**Directions for this task:** The output should be the records themselves, given again exactly.
*** Dataset records ***
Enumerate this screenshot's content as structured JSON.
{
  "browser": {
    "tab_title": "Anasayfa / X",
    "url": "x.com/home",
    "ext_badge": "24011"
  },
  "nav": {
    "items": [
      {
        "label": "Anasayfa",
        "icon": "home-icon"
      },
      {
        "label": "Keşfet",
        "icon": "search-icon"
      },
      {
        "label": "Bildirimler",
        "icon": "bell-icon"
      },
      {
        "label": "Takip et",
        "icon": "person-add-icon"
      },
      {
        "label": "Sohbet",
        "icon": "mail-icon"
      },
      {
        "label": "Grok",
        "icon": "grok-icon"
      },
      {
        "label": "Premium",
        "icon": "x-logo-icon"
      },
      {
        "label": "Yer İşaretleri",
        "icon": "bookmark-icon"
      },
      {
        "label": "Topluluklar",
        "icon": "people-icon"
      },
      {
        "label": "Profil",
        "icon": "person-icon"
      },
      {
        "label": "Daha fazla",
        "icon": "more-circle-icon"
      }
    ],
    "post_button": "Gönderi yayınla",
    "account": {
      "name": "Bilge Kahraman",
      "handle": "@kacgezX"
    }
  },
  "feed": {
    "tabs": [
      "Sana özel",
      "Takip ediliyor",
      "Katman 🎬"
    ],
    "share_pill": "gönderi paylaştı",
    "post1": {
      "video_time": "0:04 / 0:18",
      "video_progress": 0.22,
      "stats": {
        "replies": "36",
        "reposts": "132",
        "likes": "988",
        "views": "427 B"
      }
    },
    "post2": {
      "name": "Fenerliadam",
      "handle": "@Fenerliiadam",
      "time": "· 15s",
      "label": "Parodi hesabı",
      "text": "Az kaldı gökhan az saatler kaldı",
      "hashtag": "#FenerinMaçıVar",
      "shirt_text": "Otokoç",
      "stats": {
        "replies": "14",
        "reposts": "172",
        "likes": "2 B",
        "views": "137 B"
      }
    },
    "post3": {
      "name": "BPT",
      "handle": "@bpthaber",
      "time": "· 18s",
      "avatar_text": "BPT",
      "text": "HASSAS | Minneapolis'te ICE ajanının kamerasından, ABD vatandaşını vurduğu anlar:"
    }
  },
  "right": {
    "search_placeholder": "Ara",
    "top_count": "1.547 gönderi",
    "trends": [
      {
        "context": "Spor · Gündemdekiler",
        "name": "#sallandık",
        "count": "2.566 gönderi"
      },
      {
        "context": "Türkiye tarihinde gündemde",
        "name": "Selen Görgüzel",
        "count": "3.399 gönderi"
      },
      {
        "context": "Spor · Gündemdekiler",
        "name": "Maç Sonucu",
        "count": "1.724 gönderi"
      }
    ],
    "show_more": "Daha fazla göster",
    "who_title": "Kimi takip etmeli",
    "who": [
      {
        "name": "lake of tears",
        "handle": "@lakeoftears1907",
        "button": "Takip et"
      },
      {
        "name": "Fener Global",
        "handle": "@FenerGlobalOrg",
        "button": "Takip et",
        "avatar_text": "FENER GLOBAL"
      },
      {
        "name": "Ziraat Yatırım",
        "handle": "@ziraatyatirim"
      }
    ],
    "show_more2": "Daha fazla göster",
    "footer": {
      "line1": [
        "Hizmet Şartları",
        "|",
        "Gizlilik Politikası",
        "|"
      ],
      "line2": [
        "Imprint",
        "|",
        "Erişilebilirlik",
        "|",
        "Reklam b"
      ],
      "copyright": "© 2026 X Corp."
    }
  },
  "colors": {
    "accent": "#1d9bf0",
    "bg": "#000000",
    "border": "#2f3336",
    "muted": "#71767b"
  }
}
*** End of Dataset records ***
**Written answer:**
Enumerate this screenshot's content as structured JSON.
{
  "browser": {
    "tab_title": "Anasayfa / X",
    "url": "x.com/home",
    "ext_badge": "24011"
  },
  "nav": {
    "items": [
      {
        "label": "Anasayfa",
        "icon": "home-icon"
      },
      {
        "label": "Keşfet",
        "icon": "search-icon"
      },
      {
        "label": "Bildirimler",
        "icon": "bell-icon"
      },
      {
        "label": "Takip et",
        "icon": "person-add-icon"
      },
      {
        "label": "Sohbet",
        "icon": "mail-icon"
      },
      {
        "label": "Grok",
        "icon": "grok-icon"
      },
      {
        "label": "Premium",
        "icon": "x-logo-icon"
      },
      {
        "label": "Yer İşaretleri",
        "icon": "bookmark-icon"
      },
      {
        "label": "Topluluklar",
        "icon": "people-icon"
      },
      {
        "label": "Profil",
        "icon": "person-icon"
      },
      {
        "label": "Daha fazla",
        "icon": "more-circle-icon"
      }
    ],
    "post_button": "Gönderi yayınla",
    "account": {
      "name": "Bilge Kahraman",
      "handle": "@kacgezX"
    }
  },
  "feed": {
    "tabs": [
      "Sana özel",
      "Takip ediliyor",
      "Katman 🎬"
    ],
    "share_pill": "gönderi paylaştı",
    "post1": {
      "video_time": "0:04 / 0:18",
      "video_progress": 0.22,
      "stats": {
        "replies": "36",
        "reposts": "132",
        "likes": "988",
        "views": "427 B"
      }
    },
    "post2": {
      "name": "Fenerliadam",
      "handle": "@Fenerliiadam",
      "time": "· 15s",
      "label": "Parodi hesabı",
      "text": "Az kaldı gökhan az saatler kaldı",
      "hashtag": "#FenerinMaçıVar",
      "shirt_text": "Otokoç",
      "stats": {
        "replies": "14",
        "reposts": "172",
        "likes": "2 B",
        "views": "137 B"
      }
    },
    "post3": {
      "name": "BPT",
      "handle": "@bpthaber",
      "time": "· 18s",
      "avatar_text": "BPT",
      "text": "HASSAS | Minneapolis'te ICE ajanının kamerasından, ABD vatandaşını vurduğu anlar:"
    }
  },
  "right": {
    "search_placeholder": "Ara",
    "top_count": "1.547 gönderi",
    "trends": [
      {
        "context": "Spor · Gündemdekiler",
        "name": "#sallandık",
        "count": "2.566 gönderi"
      },
      {
        "context": "Türkiye tarihinde gündemde",
        "name": "Selen Görgüzel",
        "count": "3.399 gönderi"
      },
      {
        "context": "Spor · Gündemdekiler",
        "name": "Maç Sonucu",
        "count": "1.724 gönderi"
      }
    ],
    "show_more": "Daha fazla göster",
    "who_title": "Kimi takip etmeli",
    "who": [
      {
        "name": "lake of tears",
        "handle": "@lakeoftears1907",
        "button": "Takip et"
      },
      {
        "name": "Fener Global",
        "handle": "@FenerGlobalOrg",
        "button": "Takip et",
        "avatar_text": "FENER GLOBAL"
      },
      {
        "name": "Ziraat Yatırım",
        "handle": "@ziraatyatirim"
      }
    ],
    "show_more2": "Daha fazla göster",
    "footer": {
      "line1": [
        "Hizmet Şartları",
        "|",
        "Gizlilik Politikası",
        "|"
      ],
      "line2": [
        "Imprint",
        "|",
        "Erişilebilirlik",
        "|",
        "Reklam b"
      ],
      "copyright": "© 2026 X Corp."
    }
  },
  "colors": {
    "accent": "#1d9bf0",
    "bg": "#000000",
    "border": "#2f3336",
    "muted": "#71767b"
  }
}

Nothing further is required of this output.